There is a small proportion of C customers who are really As. You simply have a fraction of their total relationship. But this small subgroup can be filtered out reasonably easily via analysis. Mass-mailing the Cs, hoping to convert a few to As, is an activity with a negative present value. It is also a tactic heavily promoted by mail-houses posing as objective advisers!
Both of marketing's jobs (A-rich de novo selling and highly selective cross-selling) will tend to cut the amount of marketing and sales effort substantially while focusing it and improving the economic results enormously.
3. Customer Management. Rather than treat all customers the same once they come through the door, a bank should deliver a level of service that is graduated according to the needs and the revenue potential of the customers.
As noted earlier, banks have embraced service quality with a vengeance. business schools teach service industries. Pop management authors preach on the subject, and business periodicals keep gossipy success stories circulating.
What is missing from the enthusiasm over service quality is an economic foundation. The implicit assumption is that investments in service quality (whether capitalized or expensed) necessarily pay off in some mysterious way. One bank enshrined its position on service quality as follows:
"We will differentiate ourselves by delivering service that is more than the customer expects, greater than the situation warrants."
This is, of course, one of the ways in which the retention argument appeals to a management fantasy. It says that raising service quality will stop defection, which will raise profits. The cost of raising service quality is not detailed, but with 85% profit gains to be made one would presumably be churlish even to ask about cost. The proponents of service quality (among them one of the authors of the HBR article) are delighted to see a quantitative justification for an argument that had previously relied mainly upon anecdote and a kind of misguided humanism for its persuasive power.

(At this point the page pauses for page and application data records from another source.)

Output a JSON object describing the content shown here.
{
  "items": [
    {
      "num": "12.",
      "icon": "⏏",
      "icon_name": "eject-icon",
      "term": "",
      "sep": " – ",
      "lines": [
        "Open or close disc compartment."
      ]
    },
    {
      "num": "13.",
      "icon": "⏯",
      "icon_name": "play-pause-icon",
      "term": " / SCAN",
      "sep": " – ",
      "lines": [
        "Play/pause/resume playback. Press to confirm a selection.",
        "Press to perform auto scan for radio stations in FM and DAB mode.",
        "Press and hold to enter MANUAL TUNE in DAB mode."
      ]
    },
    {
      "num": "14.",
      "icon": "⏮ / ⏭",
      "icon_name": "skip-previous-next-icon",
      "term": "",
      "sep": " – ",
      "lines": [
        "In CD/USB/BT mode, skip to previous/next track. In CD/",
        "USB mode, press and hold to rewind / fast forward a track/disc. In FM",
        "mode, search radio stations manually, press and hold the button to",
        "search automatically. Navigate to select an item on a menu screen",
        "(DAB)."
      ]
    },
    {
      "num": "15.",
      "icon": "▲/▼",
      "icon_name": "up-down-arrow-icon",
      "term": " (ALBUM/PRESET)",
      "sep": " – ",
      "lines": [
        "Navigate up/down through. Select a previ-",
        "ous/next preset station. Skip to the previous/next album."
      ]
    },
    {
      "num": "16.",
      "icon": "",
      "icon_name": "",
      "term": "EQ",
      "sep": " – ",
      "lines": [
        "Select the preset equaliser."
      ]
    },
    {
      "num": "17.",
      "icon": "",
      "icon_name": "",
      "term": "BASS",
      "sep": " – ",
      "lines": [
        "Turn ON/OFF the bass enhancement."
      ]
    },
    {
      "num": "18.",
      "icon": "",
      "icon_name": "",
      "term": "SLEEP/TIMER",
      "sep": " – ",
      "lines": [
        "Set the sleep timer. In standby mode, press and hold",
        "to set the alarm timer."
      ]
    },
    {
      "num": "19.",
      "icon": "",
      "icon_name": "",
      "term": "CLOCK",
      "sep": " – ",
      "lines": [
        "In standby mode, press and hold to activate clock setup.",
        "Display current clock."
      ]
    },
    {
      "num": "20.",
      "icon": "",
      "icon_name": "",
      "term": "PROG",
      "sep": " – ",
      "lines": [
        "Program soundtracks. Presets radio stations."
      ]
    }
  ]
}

Putting service quality on a somewhat firmer economic foundation can be achieved via four tactics, all of which rely upon a well-conceived management information system that can measure customer relationship profitability accurately and report it quarterly:
* Establish discrete service levels in steps that range from bare-bones banking to, if necessary, full-service private banking.
* Manage the average cost-to-serve at each level to match the revenue potential of the customers who qualify for the particular level of service; e.g., by controlling the quantity and caliber of relationship management time per customer.
* Move customers among service levels, up or down, based on their actual economic performance, i.e., on their A, B, or C status. For example, a relationship that is a persistent C in a given service level should either be moved to a lower cost-to-serve method of serving or be repriced.
* Implement some form of retrospective pricing for customers in service levels with highly variable customer service needs. Total fees would be set in a period to reflect the relationship's return in prior periods.
Retention's Reduced Role
It is within the rubric of customer management that customer retention has a role to play. You definitely do not want to lose A customers if you can avoid it. Avoiding it may involve changing the level, quality, and most of service to these customers. It may involve fee and rate changes. Overall, it may lessen the total contribution from these As, but it will also tend to keep them.
The underlying fact that gives rise to these observations is the extreme profit skewness of retail bank customers. The economic significance of the implications and actions outlined briefly above is truly enormous. Customer retention has an important but relatively minor role to play in all of this.
Obviously, any customer retention effort that makes the assumption that all customers are equally profitable, or even that all customers are profitable, will not be very productive and could be downright damaging.